Other Changes
ACT, Inc. also recently announced changes to the Writing (Essay) section of the exam (changes that actually affected the September exam). I will deal with those changes in another post since the changes are a little more involved, so stay tuned, but if you would like to get more information about those changes please go to:

http://www.actstudent.org/writing/enhancements/

College Confidential: The Good, The Bad, and The Ugly

For those who don’t know, College Confidential is the most popular SAT forum on the internet. It is a great resource for students and parents alike on topics ranging from standardized testing to admissions concerns. Nevertheless, there are some down sides to the site and I recently had a bad experience dealing with a site moderator so this post will explore the good, the bad, and the ugly of College Confidential.

The Good
Overall, College Confidential is a great resource. Many people studying for the SAT and ACT post questions and responses on there and many experts (as well as some “posers”) often answer questions or provide advice as well. Generally speaking the people who post are either hard working and high scoring students who have pretty good insights about the tests or experts who really know the tests and how to study for them. There are even parents and admissions officers from schools around the country who post on the forums. And like any good forum, the community is very supportive (generally speaking) and it is a great place to air questions, anxieties, etc. I would regard College Confidential as the best forum for information regarding the SAT and ACT and really anything related to college admissions.

The Bad
Maybe the word “bad” is a little strong here, but one of the biggest drawbacks of the College Confidential forums, especially for students using the site to get information and support, is that  the students who post tend to be extremely high achievers and it can be very, very discouraging to surf around through the forums. For example, you will often (very often) see people posting asking if they should retake the SAT because they are not happy with the 740CR, 780W, 710M score that they currently have. And even the amount of work and dedication that most of the posters put in to preparing for the SAT and ACT is not normal (in the sense that most would-be test-takers study far, far less). So it can be a little discouraging for people who are not super motivated and who are not scoring at the top end of the spectrum. I have had students complain that browsing the site was a very discouraging experience, so be forewarned.

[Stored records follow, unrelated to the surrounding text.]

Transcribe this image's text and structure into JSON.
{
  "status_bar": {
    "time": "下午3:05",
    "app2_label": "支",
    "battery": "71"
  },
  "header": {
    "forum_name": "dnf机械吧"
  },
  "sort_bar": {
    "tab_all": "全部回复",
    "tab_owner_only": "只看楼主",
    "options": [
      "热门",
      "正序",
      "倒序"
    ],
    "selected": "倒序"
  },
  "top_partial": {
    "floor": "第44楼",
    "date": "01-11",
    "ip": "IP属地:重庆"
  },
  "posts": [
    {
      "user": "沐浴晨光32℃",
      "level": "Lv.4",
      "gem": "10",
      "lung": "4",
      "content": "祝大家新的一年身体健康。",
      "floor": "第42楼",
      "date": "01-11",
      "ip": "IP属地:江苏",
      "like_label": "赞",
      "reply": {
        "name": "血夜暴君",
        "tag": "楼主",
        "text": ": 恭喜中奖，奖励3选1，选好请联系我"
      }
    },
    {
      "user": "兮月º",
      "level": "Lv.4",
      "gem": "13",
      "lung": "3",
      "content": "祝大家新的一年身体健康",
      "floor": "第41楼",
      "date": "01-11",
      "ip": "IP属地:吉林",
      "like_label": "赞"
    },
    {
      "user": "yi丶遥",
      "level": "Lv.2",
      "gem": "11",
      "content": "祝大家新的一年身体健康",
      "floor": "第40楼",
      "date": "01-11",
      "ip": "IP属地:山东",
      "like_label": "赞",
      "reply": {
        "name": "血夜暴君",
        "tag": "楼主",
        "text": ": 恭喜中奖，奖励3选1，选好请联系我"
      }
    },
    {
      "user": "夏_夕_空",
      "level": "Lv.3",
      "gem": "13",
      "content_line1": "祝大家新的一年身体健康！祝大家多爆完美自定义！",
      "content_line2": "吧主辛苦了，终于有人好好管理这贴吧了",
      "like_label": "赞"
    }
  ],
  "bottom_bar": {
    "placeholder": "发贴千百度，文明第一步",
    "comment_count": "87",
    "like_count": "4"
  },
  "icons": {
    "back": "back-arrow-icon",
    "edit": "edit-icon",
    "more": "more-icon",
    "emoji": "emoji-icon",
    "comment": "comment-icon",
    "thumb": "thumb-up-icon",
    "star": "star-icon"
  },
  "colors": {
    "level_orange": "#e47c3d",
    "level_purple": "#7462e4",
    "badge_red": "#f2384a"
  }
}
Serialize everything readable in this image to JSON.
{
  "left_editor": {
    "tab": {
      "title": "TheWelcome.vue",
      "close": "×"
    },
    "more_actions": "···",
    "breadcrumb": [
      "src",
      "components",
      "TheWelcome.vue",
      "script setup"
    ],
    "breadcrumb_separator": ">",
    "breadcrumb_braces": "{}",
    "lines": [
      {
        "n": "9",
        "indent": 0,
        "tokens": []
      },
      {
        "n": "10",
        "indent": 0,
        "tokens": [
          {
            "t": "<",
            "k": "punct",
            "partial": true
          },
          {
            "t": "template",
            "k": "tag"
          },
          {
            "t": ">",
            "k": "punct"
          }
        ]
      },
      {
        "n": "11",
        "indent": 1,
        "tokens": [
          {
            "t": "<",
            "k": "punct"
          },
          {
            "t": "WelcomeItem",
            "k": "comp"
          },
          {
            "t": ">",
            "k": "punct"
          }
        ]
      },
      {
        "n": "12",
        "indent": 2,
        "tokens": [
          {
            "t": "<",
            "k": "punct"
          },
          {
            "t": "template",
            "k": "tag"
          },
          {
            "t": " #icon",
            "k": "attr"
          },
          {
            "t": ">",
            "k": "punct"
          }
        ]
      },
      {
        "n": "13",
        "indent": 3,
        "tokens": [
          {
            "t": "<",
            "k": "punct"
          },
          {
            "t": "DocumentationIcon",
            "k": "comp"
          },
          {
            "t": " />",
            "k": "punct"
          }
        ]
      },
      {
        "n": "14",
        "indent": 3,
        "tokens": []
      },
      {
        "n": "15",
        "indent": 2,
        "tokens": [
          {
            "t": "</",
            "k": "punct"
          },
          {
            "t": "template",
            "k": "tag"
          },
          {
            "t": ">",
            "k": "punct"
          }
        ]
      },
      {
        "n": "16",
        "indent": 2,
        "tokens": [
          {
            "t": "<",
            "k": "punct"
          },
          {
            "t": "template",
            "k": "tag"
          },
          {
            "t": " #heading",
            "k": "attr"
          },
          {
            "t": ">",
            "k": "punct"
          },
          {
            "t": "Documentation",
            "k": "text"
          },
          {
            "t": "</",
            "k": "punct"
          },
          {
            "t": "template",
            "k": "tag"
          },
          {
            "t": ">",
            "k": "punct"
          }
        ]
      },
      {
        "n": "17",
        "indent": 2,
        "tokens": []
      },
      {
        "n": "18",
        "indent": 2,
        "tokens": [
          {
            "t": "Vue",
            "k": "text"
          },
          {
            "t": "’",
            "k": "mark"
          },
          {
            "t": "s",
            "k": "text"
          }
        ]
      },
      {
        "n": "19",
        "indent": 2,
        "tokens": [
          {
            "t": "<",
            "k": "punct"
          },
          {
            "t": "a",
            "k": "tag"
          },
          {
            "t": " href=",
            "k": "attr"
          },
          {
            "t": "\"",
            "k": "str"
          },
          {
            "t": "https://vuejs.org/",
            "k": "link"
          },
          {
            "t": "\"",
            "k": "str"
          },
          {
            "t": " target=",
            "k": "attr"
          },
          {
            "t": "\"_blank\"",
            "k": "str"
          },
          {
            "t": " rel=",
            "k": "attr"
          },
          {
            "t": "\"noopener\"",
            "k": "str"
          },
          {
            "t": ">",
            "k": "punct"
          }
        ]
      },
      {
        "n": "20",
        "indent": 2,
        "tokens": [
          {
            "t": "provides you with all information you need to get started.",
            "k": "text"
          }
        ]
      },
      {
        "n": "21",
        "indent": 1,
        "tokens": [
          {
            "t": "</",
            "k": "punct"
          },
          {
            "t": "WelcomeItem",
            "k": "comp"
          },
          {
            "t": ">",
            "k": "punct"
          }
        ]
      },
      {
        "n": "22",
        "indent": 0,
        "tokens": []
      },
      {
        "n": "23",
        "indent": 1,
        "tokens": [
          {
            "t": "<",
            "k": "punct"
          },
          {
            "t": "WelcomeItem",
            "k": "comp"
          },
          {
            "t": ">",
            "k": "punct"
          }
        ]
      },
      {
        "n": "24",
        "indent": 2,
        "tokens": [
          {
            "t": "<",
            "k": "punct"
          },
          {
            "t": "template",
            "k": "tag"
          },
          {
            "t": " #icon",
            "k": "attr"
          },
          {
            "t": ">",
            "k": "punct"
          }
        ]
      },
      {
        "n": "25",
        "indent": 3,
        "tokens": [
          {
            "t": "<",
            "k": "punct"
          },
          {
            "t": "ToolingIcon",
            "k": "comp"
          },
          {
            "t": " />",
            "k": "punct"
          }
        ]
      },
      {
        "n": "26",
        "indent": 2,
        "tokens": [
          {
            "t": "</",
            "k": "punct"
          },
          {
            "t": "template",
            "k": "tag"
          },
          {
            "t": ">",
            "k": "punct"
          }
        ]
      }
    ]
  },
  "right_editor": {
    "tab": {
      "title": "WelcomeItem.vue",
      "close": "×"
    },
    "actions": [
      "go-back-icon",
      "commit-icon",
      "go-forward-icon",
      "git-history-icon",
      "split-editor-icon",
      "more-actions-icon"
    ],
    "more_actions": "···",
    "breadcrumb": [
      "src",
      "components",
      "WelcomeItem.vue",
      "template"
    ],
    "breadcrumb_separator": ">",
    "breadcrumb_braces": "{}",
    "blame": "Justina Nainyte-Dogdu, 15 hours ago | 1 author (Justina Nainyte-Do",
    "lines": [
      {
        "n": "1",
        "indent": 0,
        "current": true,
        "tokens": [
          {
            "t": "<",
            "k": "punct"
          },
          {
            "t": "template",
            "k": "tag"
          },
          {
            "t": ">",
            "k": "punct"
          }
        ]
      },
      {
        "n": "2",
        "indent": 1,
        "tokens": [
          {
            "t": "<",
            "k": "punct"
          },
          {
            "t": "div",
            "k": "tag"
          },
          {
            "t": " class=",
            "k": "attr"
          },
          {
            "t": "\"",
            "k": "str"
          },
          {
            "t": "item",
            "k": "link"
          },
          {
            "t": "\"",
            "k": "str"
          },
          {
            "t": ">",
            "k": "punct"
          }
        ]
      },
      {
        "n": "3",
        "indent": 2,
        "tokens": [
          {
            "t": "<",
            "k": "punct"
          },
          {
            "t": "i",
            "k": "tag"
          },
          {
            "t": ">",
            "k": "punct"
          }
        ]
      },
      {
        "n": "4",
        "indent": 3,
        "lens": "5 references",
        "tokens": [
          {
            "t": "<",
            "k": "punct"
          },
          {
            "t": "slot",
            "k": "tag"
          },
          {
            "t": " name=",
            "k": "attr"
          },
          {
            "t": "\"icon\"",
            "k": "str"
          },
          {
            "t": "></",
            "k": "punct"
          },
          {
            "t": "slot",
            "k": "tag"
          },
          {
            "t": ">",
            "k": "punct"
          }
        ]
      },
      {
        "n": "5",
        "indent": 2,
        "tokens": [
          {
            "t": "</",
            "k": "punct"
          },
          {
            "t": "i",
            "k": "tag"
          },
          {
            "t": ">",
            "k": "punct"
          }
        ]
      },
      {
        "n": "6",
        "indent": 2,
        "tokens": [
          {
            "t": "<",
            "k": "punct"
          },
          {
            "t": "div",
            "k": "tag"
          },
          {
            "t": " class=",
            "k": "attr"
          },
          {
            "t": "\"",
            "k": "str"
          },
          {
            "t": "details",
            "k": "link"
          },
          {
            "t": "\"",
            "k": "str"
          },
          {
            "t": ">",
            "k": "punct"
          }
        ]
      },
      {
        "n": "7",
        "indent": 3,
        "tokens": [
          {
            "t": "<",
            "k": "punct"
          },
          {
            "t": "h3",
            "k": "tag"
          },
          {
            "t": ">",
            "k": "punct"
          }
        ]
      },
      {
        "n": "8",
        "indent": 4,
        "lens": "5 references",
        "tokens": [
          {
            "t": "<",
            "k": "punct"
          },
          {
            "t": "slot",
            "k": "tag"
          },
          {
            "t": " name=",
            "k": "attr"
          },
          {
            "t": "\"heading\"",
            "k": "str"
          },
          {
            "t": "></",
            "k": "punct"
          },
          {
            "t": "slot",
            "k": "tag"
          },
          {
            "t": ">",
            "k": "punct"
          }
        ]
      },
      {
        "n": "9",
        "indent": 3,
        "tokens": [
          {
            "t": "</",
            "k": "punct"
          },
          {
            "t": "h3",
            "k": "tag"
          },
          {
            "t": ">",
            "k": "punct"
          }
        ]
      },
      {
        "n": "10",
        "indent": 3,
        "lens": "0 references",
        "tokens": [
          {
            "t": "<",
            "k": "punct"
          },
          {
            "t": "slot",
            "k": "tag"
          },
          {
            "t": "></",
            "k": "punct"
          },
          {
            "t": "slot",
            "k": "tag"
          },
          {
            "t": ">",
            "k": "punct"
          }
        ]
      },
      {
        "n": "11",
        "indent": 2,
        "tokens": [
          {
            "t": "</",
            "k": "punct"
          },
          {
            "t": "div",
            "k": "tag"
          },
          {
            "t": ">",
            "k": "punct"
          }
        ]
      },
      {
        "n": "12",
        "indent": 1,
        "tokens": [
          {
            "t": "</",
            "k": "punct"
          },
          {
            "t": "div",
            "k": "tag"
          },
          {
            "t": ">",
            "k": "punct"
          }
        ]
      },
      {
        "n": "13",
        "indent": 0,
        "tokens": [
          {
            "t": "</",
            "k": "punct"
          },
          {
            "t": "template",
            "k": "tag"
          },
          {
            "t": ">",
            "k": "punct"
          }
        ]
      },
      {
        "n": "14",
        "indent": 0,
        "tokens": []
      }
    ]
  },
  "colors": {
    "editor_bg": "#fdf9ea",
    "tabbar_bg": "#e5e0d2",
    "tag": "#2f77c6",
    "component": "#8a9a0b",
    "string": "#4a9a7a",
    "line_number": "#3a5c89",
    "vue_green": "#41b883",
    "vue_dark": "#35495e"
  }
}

The Ugly
Like all forums, College Confidential has moderators and it is never a good thing when moderators come to have an inflated sense of their own power and importance. It is especially bad when the site administrators don’t appreciate the posters who make the site so valuable and without whom the site would cease to exist. I recently had an unfortunate experience with 2 separate moderators who basically bullied me and threatened to ban me from the site. It was a ridiculous incident, but at one point one of the moderators threatened that if I even messaged him back he would ban me. What did I do? Obviously I messaged him back. This particular moderator (fallenchemist) and the other one who contacted me previously were just down-right nasty to me from there very first communication and for no good reason. When I pointed out that posters like me who contributed valuable information to the community were part of what made the site so valuable and that it was inappropriate to be nasty and threatening, he banned me. I pointed out that I was posting for the benefit of the readers and posters and that banning me for no other reason than that I was not going to simply sit there and take his abuse without defending myself was just a going to be a detriment to the community. It didn’t matter – when I messaged him back I was banned.  Shame on you fallenchemist.  So needless to say I will not be offering my advice or answering questions on College Confidential anymore (unless I choose to create a new anonymous identity). This is the ugly side of College Confidential.

That said, College Confidential is still a very good site and a valuable source of information. Just be careful not to cross a power-intoxicated moderator on the site!!!